Bird-Voiced Treefrogs grow to around 2 inches and live in forests, wetlands, or swamps. They are brown or pale gray, but their colors can change depending on the environment. 

13. Carpenter Frog (Lithobates virgatipes)

Carpenter Frogs have brown skin and two yellow stripes down the sides of their backs. Their carpenter-hammering call distinguishes them from similar frog species. 

14. Cope’s Gray Treefrog (Dryophytes chrysoscelis)

Cope’s Gray Treefrogs are very similar to Gray Treefrogs and share many of the same traits. However, Cope’s Gray Treefrogs are smaller, have a slightly higher-pitched mating call, and can often tolerate drier conditions.

15. Cuban Treefrog (Osteopilus septentrionalis)

Cuban Treefrogs vary in size, growing from 2 – 5.5 inches, and are the largest tree frogs in North America. They are gray, green, or brown with mottled and warty skin.

16. Florida Bog Frog (Lithobates okaloosae)

Florida Bog Frogs measure between 1.3 – 1.9 inches and have no spots on their dorsal surfaces compared to the rest of the genus. These frogs are light green, and males have yellow throats. 

17. Gopher Frog (Lithobates capito)

Gopher Frogs comprise two subspecies, namely the Carolina Gopher Frog and the Florida Gopher Frog. They predominantly live in sandhill communities or flatwoods near ponds, and they have unique dark reddish patterns across their bodies. 

More About Frogs in the USA

The United States is home to hundreds of unique and interesting frog species with special abilities and traits.

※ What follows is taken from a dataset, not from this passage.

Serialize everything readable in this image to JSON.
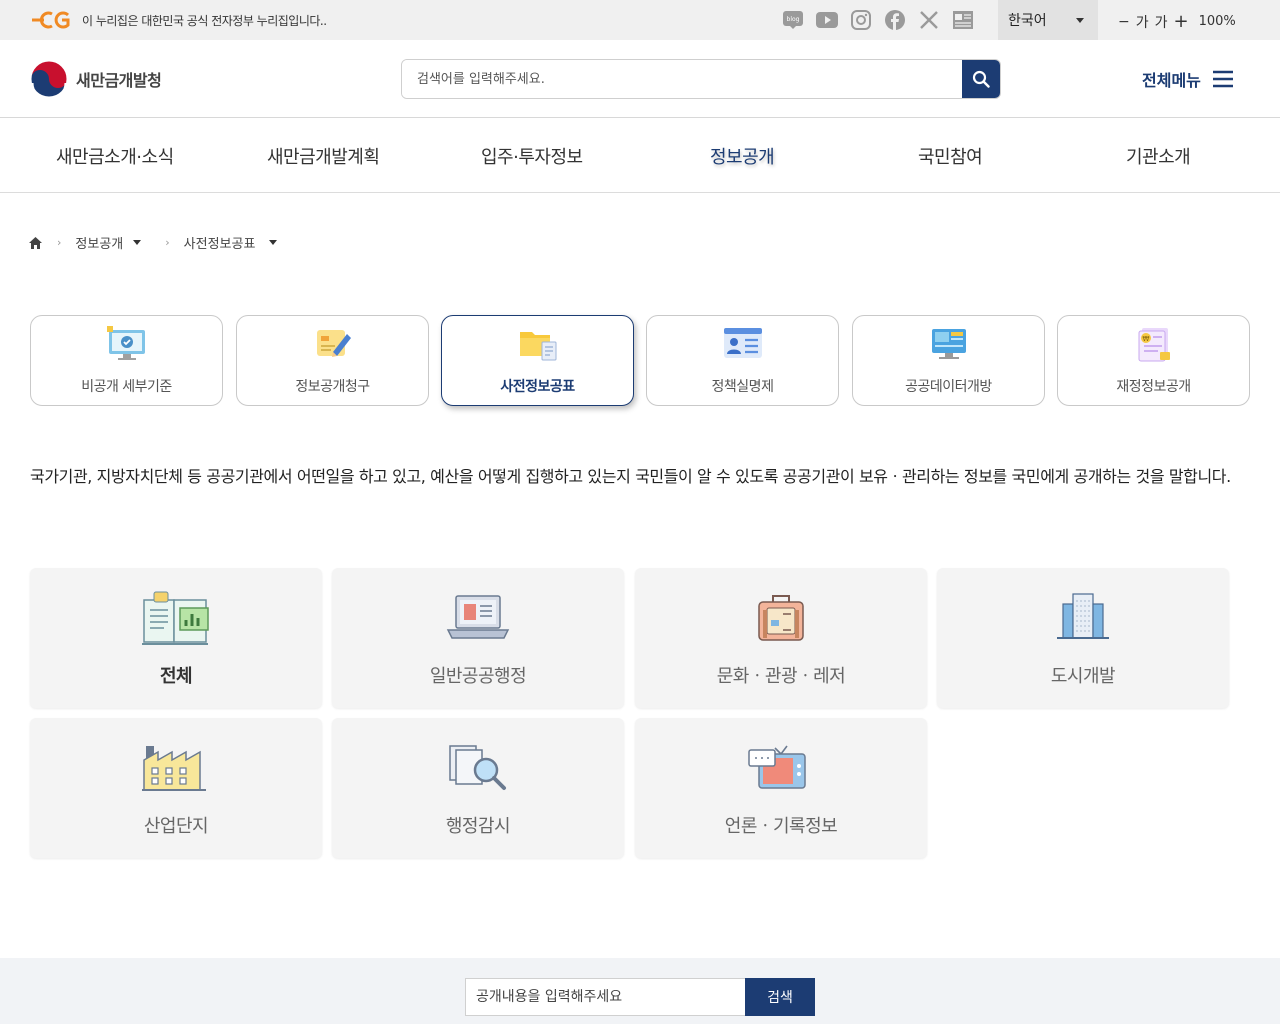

While some frog species are struggling to survive in various conditions, many species are happy and comfortable living within the vast selection of habitats that the United States has to offer. 

Learn more about frogs in the USA on our blog:

Daniella Master Herpetologist

Daniella is a Master Herpetologist and the founder of toadsnfrogs.com, a website dedicated to educating the general population on frogs by meeting them where they are in their online Google Search. Daniella is passionate about frogs and put her digital marketing skills and teaching experience to good use by creating these helpful resources to encourage better education, understanding, and care for frogs.